● Task objective: Repeat word for word the line with "Convert this screenshot" and every line after it until the records below run out.

(Website and app data records)

#####

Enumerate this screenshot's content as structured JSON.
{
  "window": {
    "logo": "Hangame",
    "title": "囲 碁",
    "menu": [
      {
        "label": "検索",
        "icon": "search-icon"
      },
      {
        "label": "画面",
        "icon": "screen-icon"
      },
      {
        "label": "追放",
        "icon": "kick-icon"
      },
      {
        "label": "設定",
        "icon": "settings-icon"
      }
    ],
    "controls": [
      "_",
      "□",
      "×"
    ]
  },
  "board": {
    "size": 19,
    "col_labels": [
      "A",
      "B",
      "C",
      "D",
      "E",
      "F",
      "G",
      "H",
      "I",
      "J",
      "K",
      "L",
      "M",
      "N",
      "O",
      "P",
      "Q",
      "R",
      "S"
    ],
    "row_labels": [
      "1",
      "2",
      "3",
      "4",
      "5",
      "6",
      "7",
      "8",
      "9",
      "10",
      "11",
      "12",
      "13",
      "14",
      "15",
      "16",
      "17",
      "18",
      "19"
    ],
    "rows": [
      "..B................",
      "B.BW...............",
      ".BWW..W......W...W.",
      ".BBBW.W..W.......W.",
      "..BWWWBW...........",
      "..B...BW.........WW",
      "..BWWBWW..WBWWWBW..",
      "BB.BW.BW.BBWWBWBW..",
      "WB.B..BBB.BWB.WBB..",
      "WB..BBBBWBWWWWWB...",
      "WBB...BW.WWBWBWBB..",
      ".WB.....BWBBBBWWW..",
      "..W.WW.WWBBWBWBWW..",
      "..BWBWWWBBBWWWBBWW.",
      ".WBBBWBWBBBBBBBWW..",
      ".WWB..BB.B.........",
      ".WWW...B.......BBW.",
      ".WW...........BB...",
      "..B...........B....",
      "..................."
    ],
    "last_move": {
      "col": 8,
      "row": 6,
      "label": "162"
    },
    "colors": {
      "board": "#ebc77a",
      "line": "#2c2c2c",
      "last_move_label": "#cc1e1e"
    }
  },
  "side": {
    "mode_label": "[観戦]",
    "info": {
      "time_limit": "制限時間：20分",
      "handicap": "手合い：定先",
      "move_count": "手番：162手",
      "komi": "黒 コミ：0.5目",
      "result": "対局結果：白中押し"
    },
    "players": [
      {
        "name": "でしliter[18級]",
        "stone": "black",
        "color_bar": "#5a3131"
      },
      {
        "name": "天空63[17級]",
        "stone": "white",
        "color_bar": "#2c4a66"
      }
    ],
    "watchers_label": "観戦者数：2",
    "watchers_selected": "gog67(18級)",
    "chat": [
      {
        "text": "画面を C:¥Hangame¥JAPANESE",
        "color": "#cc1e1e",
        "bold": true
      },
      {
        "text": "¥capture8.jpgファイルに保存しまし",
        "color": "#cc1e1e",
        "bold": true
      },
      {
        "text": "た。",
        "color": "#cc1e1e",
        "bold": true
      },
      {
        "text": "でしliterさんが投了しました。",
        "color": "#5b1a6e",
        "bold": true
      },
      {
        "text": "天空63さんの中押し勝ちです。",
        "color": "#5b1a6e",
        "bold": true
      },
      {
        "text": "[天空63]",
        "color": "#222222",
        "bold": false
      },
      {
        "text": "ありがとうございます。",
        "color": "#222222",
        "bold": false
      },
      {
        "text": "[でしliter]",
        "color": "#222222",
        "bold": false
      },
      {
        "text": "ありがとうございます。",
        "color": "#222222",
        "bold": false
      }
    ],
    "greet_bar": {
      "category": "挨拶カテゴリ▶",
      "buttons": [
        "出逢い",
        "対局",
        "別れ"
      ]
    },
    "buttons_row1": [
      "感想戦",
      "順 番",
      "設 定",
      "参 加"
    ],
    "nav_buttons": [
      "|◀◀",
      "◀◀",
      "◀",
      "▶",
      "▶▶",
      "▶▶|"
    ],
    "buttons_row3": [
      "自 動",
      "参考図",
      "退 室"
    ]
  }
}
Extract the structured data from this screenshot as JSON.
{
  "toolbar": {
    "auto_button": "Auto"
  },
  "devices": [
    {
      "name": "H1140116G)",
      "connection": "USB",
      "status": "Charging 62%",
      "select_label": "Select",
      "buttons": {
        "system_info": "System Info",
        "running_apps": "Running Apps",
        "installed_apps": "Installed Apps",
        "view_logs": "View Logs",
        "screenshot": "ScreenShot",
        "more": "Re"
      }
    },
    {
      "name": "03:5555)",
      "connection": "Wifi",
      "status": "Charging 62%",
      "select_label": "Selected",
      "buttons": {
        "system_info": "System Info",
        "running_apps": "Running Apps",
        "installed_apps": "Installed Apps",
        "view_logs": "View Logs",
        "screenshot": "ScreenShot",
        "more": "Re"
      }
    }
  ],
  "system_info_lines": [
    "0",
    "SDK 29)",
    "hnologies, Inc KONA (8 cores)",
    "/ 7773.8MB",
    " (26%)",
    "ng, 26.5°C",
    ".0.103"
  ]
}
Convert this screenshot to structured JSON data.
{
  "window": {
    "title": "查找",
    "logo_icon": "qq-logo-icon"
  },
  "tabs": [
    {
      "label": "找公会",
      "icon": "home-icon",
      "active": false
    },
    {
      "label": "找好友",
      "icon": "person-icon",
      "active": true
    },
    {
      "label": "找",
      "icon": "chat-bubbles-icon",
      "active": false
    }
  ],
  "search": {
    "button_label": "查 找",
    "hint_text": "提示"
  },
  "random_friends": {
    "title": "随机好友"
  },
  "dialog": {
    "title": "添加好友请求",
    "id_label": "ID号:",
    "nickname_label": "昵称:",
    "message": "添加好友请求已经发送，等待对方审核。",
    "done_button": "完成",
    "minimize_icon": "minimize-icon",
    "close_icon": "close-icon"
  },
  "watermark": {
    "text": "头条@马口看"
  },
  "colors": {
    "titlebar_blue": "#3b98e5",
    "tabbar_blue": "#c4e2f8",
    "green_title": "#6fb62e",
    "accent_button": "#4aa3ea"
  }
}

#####

● Output:
Convert this screenshot to structured JSON data.
{
  "window": {
    "title": "查找",
    "logo_icon": "qq-logo-icon"
  },
  "tabs": [
    {
      "label": "找公会",
      "icon": "home-icon",
      "active": false
    },
    {
      "label": "找好友",
      "icon": "person-icon",
      "active": true
    },
    {
      "label": "找",
      "icon": "chat-bubbles-icon",
      "active": false
    }
  ],
  "search": {
    "button_label": "查 找",
    "hint_text": "提示"
  },
  "random_friends": {
    "title": "随机好友"
  },
  "dialog": {
    "title": "添加好友请求",
    "id_label": "ID号:",
    "nickname_label": "昵称:",
    "message": "添加好友请求已经发送，等待对方审核。",
    "done_button": "完成",
    "minimize_icon": "minimize-icon",
    "close_icon": "close-icon"
  },
  "watermark": {
    "text": "头条@马口看"
  },
  "colors": {
    "titlebar_blue": "#3b98e5",
    "tabbar_blue": "#c4e2f8",
    "green_title": "#6fb62e",
    "accent_button": "#4aa3ea"
  }
}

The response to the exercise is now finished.